Eli was the first to respond. He immediately reported to his superior officer and requested to change his name back to Eli Leib and to be registered as Jewish.
Within moments a priest and several officers called him into a private conversation. Eli had been an outstanding soldier with a bright future and they didn't want to lose him. They gave him all the reasons possible for remaining a gentile and not becoming a Jew, especially the priest. He was a very intelligent and well versed man and he was sure that Eli stood no chance against his well honed arguments. He explained how he would be damned, would forfeit everlasting bliss and would miss the redemption. And he brought a flood of sentences from the Bible to 'prove' it. Meanwhile the officers reminded him that he stood to lose his rank in the army as well as his friends and his future.
But Eli had looked into the eyes of the Rebbe.
He waited for them to finish, cleared his throat and spoke.
"I was born a Jew and I'll die a Jew." He said quietly but firmly.
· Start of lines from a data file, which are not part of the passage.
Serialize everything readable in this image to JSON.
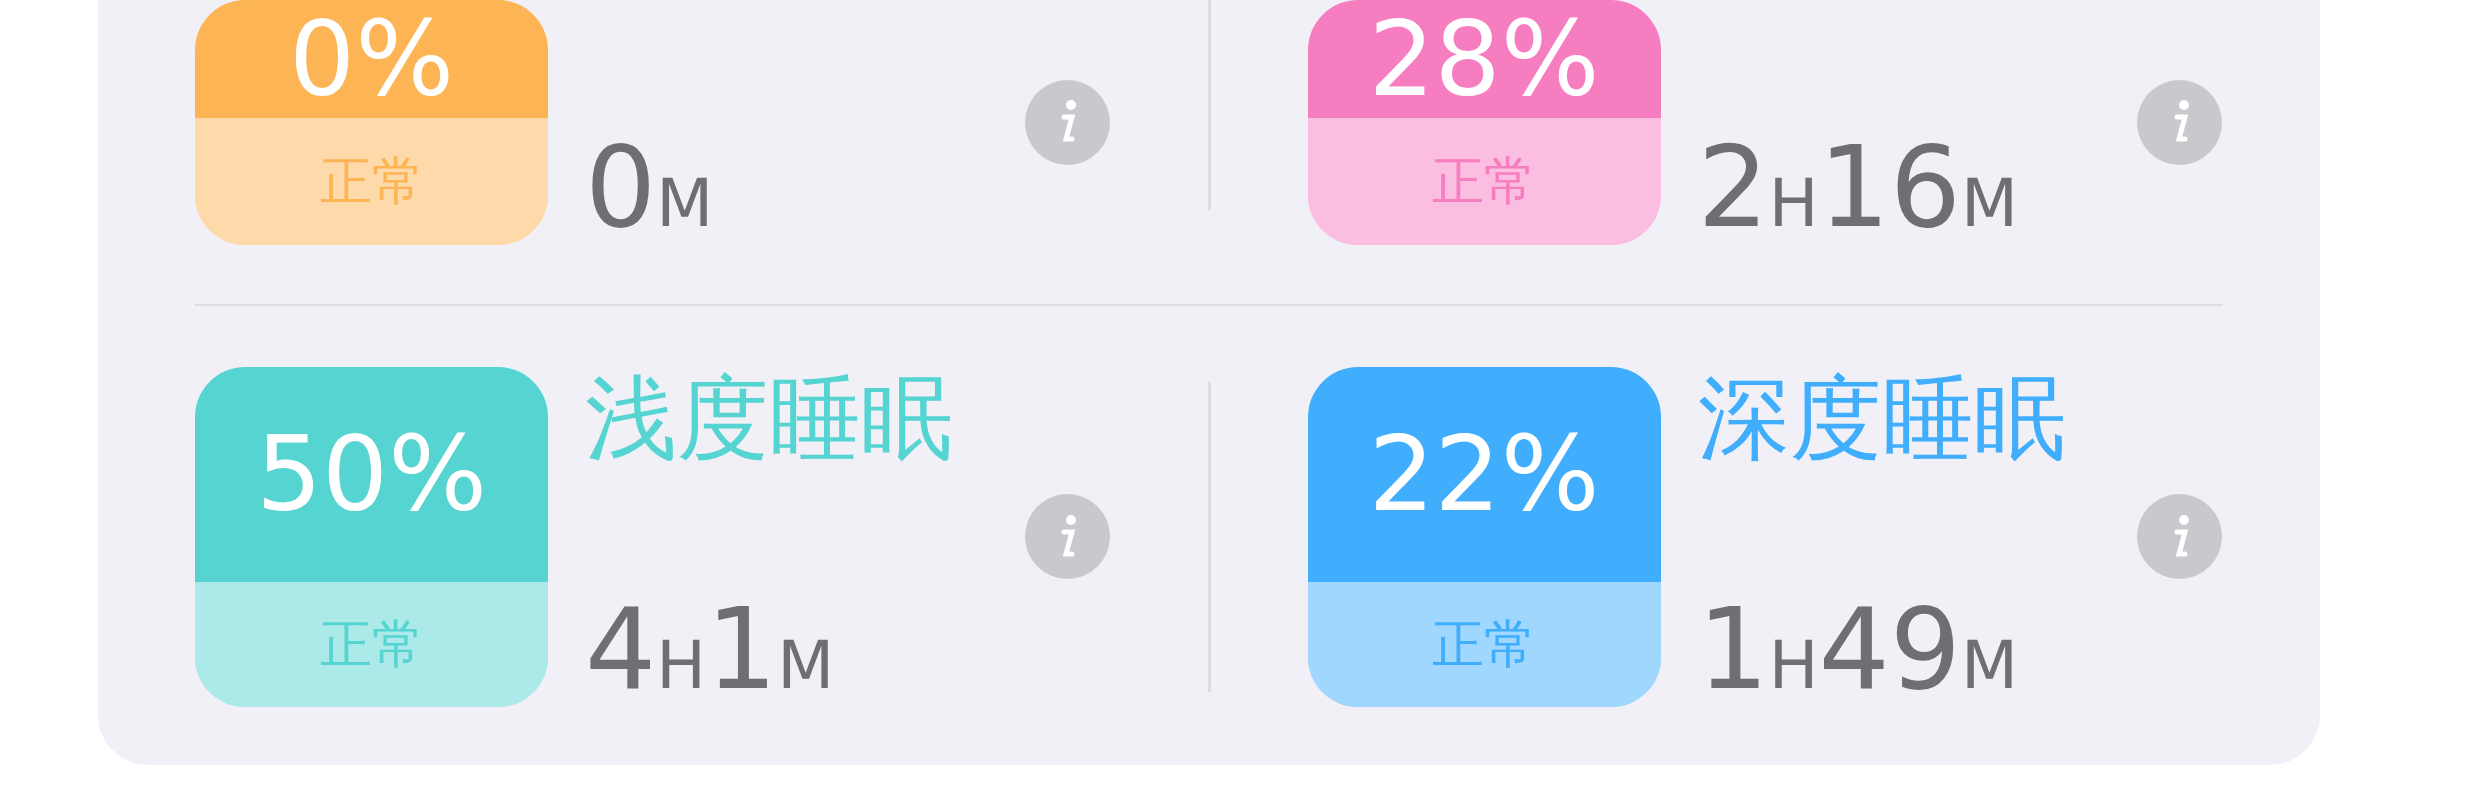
{
  "rows": [
    {
      "cards": [
        {
          "percent": "0%",
          "status": "正常",
          "color": "#fdb454",
          "duration": [
            {
              "value": "0",
              "unit": "M"
            }
          ]
        },
        {
          "percent": "28%",
          "status": "正常",
          "color": "#f77dc1",
          "duration": [
            {
              "value": "2",
              "unit": "H"
            },
            {
              "value": "16",
              "unit": "M"
            }
          ]
        }
      ]
    },
    {
      "cards": [
        {
          "percent": "50%",
          "title": "浅度睡眠",
          "status": "正常",
          "color": "#56d4d2",
          "duration": [
            {
              "value": "4",
              "unit": "H"
            },
            {
              "value": "1",
              "unit": "M"
            }
          ]
        },
        {
          "percent": "22%",
          "title": "深度睡眠",
          "status": "正常",
          "color": "#40aefc",
          "duration": [
            {
              "value": "1",
              "unit": "H"
            },
            {
              "value": "49",
              "unit": "M"
            }
          ]
        }
      ]
    }
  ]
}
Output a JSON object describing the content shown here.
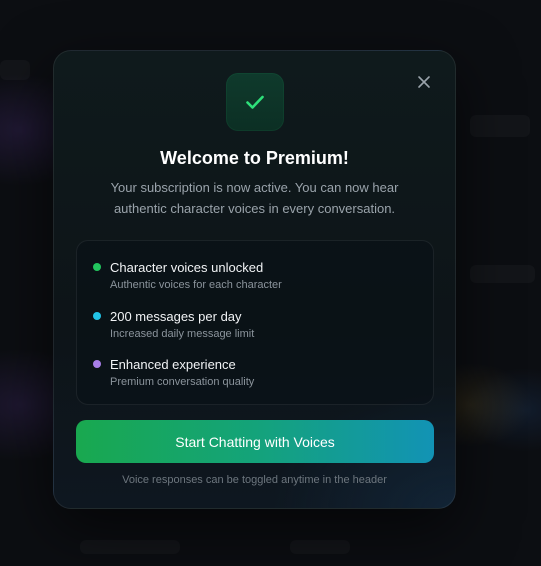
{
  "modal": {
    "title": "Welcome to Premium!",
    "subtitle": "Your subscription is now active. You can now hear authentic character voices in every conversation.",
    "close_icon": "close-icon",
    "badge_icon": "checkmark-icon",
    "features": [
      {
        "title": "Character voices unlocked",
        "description": "Authentic voices for each character",
        "dot_color": "#22c55e"
      },
      {
        "title": "200 messages per day",
        "description": "Increased daily message limit",
        "dot_color": "#22c3e6"
      },
      {
        "title": "Enhanced experience",
        "description": "Premium conversation quality",
        "dot_color": "#a87ee8"
      }
    ],
    "cta_label": "Start Chatting with Voices",
    "footnote": "Voice responses can be toggled anytime in the header"
  },
  "colors": {
    "accent_green": "#22c55e",
    "accent_cyan": "#1293b5",
    "check_green": "#2ee07a"
  }
}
"The first Jew, Abraham was alone; the entire world was against him, but I'm with him." Then he turned to the priest and said, "I can't debate you, but I'm sure the Rebbe of Liadi knows all your arguments and nevertheless I'm sure he also is on Abraham's side."
Eli was demoted to the rank of private and all his benefits were erased. Shortly thereafter his term in the army finished, he returned to his mother and the first blessing of the Rebbe materialized; he found a good livelihood a good wife and lived to see three generations of offspring.
At least once a year he would gather all his family together and repeat the story of how just seeing the face of the Rebbe made him into a totally different man.
This answers our question. We have no way of understanding the power of a Tzadik (a totally holy Jew). As we see from our story, one word or even glance from a holy Jew can change a person totally.
So Abraham thought that perhaps if there were ten such Tzadikim in each city perhaps they could influence even the evildoers as the Rebbe influenced 'Sasha' in our story, with a word or a look to become different people.
And although he lost the argument and G-d destroyed Sodom and Amora, Abraham gave us the ability to change the world so it need not happen again.
We have the ability to bring Moshiach.
Moshiach will be a 'super' Tzadik that will open the hearts of all mankind to see how G-d is creating us, feel how He loves and provides for each of us and believe that He will answer all our prayers.
In other words, Moshiach will change the nature and priorities of all humanity! Indeed, as we say in the Alenu prayer thrice daily, "All the evildoers will bow to G-d" (Yifnu Ailechaw Kol Rish'e oretz).
But it all depends on us; even one good deed, word or even thought can tilt the scales to bring....
Copyright © 1999-2017 Rabbi Tuvia Bolton. All rights reserved. No unauthorized reproduction or copying of this material shall occur without prior permission.